Shell said it will file a petition with the U.S. Ninth Circuit Court of Appeals Dec. 18 to ask for a rehearing of the court’;s decision to block Alaskan Beaufort Sea drilling. The company also said it will not plan drilling or seismic activity in the area in 2009 because of an injunction against exploration issued by the appeals court. A three-judge panel of the appeals court made the decision against the exploration plan issued by the U.S. Minerals Management Service.
“After analyzing the recent opinion of the Ninth Circuit, Shell has decided to file a petition for rehearing to the full court. We believe the MMS performed a complete analysis of our exploration plan. That analysis prompted the agency to properly conclude that any impact from exploration activity in the Beaufort would have minimal impact on marine mammals and subsistence activities,” Shell said in a statement issued Thursday.
The company agrees with the dissenting judge that the court has exceeded its field of expertise, and in so doing, ignored the expertise of the federal regulators, the company said.

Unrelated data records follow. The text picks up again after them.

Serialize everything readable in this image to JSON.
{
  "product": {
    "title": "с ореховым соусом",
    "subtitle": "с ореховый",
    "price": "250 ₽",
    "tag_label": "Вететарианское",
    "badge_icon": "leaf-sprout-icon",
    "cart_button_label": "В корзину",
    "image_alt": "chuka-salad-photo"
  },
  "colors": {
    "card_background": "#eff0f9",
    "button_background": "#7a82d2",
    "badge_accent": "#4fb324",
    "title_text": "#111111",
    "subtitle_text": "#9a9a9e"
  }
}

Shell also said in its statement that the court’;s decision places excessive requirements on any future exploration program that could result in unnecessary costs and delays in delivering much-needed energy supplies to the nation.
The appeals court denied Shell’;s plan arguing that the company and the MMS had done an inadequate analysis of the effects of drilling on marine mammals, particularly migrating bowhead whales. The MMS had prepared an Environmental Assessment of Shell’;s activity, a more streamlined review than an Environmental Impact Statement, which typically requires two years.
The company also said it will defer any plans for drilling or seismic surveys in the Beaufort Sea in 2009 because of the litigation. “The reduced 2009 program means hundreds of jobs associated with support for the operation won’;t materialize,” Shell said in its statement. “This will have a direct effect on Alaska communities. Our current level of investment in Alaska is not sustainable given our inability to drill.”